Top of Entries provided

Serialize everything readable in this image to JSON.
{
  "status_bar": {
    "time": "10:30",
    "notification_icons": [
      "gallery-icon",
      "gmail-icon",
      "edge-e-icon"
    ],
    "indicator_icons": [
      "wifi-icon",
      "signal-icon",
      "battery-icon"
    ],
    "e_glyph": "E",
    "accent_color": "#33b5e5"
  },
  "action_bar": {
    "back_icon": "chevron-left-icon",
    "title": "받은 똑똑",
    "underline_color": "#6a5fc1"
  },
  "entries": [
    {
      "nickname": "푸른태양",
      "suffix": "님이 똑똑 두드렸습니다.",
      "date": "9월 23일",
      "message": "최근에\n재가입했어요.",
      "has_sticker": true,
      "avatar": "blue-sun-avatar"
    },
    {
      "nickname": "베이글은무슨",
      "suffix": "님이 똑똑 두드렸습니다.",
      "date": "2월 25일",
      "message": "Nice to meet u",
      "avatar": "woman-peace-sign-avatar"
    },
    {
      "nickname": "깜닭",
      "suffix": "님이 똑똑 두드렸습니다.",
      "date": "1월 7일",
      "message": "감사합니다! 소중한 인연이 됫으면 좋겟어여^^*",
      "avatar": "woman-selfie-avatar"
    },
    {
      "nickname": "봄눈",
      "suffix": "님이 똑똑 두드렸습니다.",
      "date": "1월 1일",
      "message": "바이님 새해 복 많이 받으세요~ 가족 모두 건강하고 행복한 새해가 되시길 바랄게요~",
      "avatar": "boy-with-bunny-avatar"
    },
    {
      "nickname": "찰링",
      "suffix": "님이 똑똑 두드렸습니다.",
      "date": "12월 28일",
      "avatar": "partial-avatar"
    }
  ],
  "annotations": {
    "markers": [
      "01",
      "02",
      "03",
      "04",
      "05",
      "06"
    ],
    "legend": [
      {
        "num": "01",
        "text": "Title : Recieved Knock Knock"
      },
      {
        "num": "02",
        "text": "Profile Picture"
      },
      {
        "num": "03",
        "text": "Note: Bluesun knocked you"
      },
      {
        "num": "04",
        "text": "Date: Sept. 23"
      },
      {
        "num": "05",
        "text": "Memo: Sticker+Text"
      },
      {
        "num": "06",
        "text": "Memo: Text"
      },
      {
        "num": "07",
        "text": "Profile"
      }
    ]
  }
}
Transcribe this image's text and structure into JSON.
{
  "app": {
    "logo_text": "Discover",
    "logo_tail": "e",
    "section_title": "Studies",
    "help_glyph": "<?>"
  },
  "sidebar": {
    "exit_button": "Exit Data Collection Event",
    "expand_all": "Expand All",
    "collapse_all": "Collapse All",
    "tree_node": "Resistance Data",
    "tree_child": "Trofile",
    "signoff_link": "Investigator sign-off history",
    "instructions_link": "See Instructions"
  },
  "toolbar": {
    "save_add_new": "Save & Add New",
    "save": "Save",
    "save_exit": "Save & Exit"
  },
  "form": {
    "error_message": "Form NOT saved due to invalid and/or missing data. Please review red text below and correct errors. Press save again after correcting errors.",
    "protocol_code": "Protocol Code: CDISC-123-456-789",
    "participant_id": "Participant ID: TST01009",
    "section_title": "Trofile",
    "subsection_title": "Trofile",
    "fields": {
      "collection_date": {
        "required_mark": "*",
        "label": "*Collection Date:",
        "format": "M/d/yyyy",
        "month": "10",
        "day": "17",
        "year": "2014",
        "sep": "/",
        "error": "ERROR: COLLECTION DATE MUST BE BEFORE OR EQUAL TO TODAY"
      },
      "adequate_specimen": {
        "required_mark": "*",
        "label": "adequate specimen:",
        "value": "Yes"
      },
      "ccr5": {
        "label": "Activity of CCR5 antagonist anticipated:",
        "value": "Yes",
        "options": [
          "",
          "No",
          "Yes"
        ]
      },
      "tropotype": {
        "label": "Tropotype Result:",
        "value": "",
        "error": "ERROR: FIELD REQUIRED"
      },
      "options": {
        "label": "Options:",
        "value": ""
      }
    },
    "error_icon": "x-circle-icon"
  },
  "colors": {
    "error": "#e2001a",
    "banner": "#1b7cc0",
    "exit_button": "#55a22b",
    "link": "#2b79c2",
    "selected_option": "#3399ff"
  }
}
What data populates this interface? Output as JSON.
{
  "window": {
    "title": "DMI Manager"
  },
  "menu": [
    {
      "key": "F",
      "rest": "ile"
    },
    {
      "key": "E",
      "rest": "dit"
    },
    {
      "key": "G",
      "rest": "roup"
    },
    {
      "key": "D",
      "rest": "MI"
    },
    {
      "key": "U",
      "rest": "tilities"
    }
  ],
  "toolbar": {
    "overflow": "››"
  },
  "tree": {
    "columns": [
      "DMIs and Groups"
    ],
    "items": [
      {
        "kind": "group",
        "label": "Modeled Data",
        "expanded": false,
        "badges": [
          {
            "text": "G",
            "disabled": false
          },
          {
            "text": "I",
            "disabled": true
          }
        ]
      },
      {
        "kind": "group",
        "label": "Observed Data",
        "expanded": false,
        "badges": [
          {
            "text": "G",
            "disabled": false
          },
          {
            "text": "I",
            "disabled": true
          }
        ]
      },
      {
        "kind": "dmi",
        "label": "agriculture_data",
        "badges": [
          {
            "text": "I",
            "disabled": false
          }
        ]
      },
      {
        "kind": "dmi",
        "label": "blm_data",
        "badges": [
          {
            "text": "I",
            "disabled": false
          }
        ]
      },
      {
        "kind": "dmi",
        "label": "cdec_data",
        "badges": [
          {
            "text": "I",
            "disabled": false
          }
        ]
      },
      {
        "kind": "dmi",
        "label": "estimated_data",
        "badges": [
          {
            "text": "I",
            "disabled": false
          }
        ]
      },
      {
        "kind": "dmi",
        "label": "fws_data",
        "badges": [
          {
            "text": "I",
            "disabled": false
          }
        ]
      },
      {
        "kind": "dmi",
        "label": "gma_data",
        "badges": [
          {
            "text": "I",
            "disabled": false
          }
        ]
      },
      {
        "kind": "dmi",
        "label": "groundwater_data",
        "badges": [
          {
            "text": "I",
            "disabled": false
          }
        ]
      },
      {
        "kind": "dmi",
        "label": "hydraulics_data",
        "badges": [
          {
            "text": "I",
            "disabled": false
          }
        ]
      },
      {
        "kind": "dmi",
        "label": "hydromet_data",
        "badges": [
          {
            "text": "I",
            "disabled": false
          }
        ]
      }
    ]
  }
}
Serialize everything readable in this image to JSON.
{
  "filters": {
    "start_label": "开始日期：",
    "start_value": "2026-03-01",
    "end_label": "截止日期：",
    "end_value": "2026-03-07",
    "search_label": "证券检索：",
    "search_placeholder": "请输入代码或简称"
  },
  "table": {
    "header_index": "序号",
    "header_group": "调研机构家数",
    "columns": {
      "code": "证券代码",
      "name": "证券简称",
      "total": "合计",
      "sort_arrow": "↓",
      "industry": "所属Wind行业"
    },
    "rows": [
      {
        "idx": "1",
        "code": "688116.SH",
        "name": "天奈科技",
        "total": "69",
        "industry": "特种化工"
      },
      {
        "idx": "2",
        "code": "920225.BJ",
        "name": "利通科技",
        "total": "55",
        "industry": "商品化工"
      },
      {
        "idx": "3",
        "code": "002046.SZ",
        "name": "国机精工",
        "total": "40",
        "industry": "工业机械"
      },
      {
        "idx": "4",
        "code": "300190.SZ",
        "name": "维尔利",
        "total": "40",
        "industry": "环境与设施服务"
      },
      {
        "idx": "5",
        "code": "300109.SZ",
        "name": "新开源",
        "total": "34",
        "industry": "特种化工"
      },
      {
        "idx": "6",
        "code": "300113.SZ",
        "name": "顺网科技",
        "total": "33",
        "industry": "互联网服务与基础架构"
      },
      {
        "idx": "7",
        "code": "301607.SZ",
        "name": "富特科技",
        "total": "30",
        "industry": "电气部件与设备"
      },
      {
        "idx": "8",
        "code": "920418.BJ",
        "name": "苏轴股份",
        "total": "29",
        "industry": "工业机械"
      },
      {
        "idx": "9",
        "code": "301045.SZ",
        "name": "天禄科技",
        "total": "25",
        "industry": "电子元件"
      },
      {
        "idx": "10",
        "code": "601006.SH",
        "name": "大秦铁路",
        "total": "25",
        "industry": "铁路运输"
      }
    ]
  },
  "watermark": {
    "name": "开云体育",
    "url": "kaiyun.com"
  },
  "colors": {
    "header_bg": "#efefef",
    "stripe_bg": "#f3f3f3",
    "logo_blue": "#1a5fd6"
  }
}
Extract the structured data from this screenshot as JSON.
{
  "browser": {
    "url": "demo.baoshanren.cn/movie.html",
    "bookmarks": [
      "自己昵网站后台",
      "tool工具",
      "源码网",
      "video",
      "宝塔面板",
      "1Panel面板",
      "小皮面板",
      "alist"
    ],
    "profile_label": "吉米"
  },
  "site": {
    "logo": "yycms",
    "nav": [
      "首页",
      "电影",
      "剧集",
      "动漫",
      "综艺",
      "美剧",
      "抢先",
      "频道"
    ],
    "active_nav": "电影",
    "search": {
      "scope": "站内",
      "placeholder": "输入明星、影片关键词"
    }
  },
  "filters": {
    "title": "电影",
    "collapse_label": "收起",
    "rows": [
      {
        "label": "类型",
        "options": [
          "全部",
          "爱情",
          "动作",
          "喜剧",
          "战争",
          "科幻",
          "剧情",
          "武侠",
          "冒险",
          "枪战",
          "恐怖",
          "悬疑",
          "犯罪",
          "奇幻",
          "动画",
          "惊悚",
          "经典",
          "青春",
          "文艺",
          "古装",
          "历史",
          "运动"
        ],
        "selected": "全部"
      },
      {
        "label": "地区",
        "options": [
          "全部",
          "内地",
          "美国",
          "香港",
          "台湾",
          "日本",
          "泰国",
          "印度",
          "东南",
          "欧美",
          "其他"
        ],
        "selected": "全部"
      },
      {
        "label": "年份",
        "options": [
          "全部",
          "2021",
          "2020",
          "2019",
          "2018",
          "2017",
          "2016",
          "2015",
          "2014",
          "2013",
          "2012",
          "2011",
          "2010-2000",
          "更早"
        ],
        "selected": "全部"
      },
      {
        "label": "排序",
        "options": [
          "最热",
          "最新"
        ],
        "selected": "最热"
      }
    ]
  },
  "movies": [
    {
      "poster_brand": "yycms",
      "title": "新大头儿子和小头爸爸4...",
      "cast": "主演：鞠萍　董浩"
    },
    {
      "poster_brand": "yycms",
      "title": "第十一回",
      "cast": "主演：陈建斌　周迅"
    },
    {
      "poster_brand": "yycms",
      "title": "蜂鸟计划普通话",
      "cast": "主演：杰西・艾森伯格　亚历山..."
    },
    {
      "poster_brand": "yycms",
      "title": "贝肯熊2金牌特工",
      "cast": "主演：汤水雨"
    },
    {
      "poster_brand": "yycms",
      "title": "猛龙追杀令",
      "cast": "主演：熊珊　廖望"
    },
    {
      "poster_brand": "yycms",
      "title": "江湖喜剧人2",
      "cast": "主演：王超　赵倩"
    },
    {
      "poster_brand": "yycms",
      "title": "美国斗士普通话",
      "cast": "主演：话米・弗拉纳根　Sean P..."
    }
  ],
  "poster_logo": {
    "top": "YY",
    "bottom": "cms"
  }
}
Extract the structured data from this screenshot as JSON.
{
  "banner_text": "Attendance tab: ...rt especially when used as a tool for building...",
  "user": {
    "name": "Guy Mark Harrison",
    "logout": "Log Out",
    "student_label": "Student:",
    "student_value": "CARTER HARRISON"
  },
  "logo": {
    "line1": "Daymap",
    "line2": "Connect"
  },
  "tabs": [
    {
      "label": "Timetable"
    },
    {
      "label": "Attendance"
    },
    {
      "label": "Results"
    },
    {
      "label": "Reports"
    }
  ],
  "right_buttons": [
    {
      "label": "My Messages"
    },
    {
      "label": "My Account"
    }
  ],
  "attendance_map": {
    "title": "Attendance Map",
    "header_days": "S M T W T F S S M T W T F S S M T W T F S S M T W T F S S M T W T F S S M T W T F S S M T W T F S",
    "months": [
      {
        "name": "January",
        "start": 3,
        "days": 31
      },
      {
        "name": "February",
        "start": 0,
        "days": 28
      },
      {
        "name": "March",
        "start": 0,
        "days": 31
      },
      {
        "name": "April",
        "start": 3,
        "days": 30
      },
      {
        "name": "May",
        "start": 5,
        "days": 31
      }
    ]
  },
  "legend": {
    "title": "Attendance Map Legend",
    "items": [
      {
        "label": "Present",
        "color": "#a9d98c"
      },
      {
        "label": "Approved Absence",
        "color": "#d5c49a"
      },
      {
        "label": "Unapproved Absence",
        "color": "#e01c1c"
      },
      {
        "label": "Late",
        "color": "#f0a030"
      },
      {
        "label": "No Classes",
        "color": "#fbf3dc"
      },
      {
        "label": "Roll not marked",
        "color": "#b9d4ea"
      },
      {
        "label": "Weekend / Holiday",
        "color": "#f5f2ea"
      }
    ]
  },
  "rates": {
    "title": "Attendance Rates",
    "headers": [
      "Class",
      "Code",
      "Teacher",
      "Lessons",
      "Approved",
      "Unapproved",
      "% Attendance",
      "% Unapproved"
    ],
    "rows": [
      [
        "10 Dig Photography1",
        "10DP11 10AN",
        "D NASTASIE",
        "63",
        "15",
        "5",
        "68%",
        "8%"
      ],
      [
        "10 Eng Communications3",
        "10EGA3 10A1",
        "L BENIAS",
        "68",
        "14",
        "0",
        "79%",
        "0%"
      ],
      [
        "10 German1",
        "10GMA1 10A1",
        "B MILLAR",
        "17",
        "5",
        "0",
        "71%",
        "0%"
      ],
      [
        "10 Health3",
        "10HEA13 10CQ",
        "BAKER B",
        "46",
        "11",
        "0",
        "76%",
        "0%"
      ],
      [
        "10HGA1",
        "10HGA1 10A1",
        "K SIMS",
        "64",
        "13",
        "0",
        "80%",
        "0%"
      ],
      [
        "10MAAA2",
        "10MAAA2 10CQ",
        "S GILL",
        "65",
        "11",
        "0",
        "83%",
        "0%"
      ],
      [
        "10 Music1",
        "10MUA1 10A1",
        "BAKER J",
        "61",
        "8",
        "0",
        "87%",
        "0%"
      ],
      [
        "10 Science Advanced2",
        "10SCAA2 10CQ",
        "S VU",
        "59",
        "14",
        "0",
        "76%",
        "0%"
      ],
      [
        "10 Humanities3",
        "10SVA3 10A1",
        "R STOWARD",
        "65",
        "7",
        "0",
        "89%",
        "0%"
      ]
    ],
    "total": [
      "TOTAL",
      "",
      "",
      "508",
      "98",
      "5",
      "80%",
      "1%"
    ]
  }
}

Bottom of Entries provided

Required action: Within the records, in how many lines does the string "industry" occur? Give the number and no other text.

The completed task: 11